Dealers seeking better access to credit for their customers and themselves should cultivate closer relations with lenders.

That ranges from sharing information to showing an interest in loan-portfolio performances to treating a creditor to a meal 舒 a reversal of roles from earlier times.

So say several attendees of the F&I Management and Technology conference this year in Orlando, FL.

It's different from a few years ago when dealers could pick and choose lenders, and play them off each other. No more, not with financial institutions becoming more risk adverse and insisting on greater creditworthiness, larger down payments and shorter loan terms.

“The days of jamming lenders are over,” says Glenn Roberts, national training and business development manager for Zurich Insurance.

He recommends asking lenders specifically what types of deal structures they are looking for. Gone are the days of expecting a lender to take one risky loan for every good one offered. “Now, they want all loans to be of a certain standard,” Roberts says.

Dealers and lenders should be partners, says Peter Biscardi, president of National Auto Care Corp. “If they get together for joint planning, they can be successful and bring services and quality to the industry.”

Lender relationships are “paramount” for dealers today, says Charlie Robinson, an executive vice president for Resource Automotive, who formerly worked for the Asbury Automotive dealership chain.

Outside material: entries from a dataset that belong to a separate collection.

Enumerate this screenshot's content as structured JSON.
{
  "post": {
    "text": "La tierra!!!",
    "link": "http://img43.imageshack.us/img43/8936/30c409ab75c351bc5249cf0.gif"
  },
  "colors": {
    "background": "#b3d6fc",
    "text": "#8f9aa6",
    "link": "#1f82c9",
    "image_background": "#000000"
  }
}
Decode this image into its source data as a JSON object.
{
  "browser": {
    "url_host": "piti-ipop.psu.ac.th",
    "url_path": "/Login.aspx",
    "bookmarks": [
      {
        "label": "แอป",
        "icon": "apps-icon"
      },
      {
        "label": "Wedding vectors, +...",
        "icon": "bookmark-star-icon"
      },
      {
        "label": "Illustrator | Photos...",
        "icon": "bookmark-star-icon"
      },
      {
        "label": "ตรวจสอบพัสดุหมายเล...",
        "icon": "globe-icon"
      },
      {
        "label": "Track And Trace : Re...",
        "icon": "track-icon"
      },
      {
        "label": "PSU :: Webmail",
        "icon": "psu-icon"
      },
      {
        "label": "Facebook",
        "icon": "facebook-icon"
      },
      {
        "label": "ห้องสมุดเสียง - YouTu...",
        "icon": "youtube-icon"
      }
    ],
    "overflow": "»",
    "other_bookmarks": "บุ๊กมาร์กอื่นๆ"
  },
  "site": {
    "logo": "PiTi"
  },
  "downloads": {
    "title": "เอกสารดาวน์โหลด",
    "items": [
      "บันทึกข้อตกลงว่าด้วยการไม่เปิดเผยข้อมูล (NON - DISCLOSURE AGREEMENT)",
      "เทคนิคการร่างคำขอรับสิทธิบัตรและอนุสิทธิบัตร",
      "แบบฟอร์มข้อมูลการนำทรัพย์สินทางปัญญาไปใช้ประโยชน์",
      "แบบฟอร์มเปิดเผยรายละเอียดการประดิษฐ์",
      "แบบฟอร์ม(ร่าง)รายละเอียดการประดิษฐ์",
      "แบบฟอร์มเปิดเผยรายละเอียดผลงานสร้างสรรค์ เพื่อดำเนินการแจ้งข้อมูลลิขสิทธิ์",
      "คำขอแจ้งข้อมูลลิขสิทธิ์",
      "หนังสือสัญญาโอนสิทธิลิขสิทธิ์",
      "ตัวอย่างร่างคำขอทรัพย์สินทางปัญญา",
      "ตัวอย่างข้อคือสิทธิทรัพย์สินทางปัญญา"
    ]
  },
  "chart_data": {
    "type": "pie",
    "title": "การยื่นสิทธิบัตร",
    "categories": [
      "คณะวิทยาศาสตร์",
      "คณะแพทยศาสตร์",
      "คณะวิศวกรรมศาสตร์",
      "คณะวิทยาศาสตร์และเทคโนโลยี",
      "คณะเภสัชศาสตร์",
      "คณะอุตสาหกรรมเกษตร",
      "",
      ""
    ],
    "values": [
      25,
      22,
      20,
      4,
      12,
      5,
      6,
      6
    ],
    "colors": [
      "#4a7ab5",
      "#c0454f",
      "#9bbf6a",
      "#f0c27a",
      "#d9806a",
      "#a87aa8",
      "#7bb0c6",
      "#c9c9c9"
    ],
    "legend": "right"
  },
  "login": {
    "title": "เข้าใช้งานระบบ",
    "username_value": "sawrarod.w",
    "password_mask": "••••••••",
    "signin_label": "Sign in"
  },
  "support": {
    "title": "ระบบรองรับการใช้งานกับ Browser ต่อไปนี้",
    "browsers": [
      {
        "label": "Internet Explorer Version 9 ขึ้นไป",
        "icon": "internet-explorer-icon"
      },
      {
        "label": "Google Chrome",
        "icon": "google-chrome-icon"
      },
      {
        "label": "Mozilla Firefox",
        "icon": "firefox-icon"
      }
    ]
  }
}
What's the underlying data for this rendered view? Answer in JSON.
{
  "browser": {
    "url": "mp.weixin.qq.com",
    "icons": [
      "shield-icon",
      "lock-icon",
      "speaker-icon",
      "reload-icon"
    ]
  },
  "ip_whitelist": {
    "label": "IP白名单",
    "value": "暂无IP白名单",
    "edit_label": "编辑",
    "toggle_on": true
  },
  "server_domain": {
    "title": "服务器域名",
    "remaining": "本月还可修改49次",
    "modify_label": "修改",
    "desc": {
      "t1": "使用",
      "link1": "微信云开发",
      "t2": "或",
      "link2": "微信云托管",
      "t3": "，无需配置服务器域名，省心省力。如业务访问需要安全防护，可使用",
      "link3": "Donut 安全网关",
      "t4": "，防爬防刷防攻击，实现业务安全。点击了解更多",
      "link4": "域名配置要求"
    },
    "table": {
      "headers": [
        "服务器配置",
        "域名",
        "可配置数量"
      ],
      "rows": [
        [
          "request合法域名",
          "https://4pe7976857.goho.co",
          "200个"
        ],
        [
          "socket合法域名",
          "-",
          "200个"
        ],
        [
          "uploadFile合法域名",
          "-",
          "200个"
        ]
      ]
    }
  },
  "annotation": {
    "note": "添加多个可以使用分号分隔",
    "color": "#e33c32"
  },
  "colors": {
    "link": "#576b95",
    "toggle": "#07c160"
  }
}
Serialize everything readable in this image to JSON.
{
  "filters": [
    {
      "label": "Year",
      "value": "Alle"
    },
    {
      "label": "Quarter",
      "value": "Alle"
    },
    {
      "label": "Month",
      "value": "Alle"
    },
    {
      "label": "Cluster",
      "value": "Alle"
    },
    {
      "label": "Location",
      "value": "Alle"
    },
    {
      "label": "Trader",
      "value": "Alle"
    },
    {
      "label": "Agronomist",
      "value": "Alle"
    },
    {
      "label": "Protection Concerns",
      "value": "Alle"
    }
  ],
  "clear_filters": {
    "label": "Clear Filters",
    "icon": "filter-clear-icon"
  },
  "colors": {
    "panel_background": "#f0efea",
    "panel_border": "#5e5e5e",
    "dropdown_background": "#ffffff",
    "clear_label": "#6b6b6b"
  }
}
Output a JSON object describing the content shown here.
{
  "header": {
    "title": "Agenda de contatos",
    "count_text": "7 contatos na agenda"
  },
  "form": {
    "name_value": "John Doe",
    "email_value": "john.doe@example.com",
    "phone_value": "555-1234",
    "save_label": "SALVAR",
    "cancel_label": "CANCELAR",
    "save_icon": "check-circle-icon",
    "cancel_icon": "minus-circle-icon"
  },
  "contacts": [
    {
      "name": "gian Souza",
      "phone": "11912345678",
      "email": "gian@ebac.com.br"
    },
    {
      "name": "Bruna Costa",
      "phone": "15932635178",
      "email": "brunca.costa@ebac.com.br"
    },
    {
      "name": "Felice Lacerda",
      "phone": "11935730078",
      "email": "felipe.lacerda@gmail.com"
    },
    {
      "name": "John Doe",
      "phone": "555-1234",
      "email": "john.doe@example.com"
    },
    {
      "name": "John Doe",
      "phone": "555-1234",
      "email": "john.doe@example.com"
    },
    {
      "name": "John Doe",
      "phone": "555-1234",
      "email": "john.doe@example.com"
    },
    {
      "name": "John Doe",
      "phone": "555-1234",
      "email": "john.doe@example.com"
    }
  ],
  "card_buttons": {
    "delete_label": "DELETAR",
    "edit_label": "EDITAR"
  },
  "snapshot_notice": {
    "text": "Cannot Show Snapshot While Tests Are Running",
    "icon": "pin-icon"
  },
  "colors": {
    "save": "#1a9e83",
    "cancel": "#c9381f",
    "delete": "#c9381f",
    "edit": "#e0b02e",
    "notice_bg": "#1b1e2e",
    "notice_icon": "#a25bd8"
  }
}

A dealership should designate “the right person” within the organization to interact with lenders, he says. “It's the key to getting more deals delivered.”

To expand financing options, dealers should form close relationships with as many lenders as possible, says Lewis Kuhl, a Miami attorney who represents dealerships.

He says: “I get calls from dealers that say, ‘I think my floorplan lender is going to pull the plug on me, can you find me a new one?’You can't develop a new relationship overnight. But you can start forming relationships with multiple lenders.”

It's time for dealers to take lenders out to lunch, says Rob Hagen, CEO of “It means a lot. When a business relationship turns into a personal relationship, it's harder to tell a friend, ‘No.’”

If a dealer really wants to surprise lenders, “call them up and ask what your deficiencies are,” he says. Believe me thay have that information daily. Show an interest in how your portfolios are performing. They don't get that call often, and they'll appreciate your interest.”

Dealers must be more risk aware for themselves and in the interest of their lenders, says Marguerite Watanabe, president of Connections Insights LLC.

Dealers wanting an easier time with creditors must have “a knowledgeable executive staff and a clear understanding of their customer base,” she says, adding that so much of success today involves access to funding.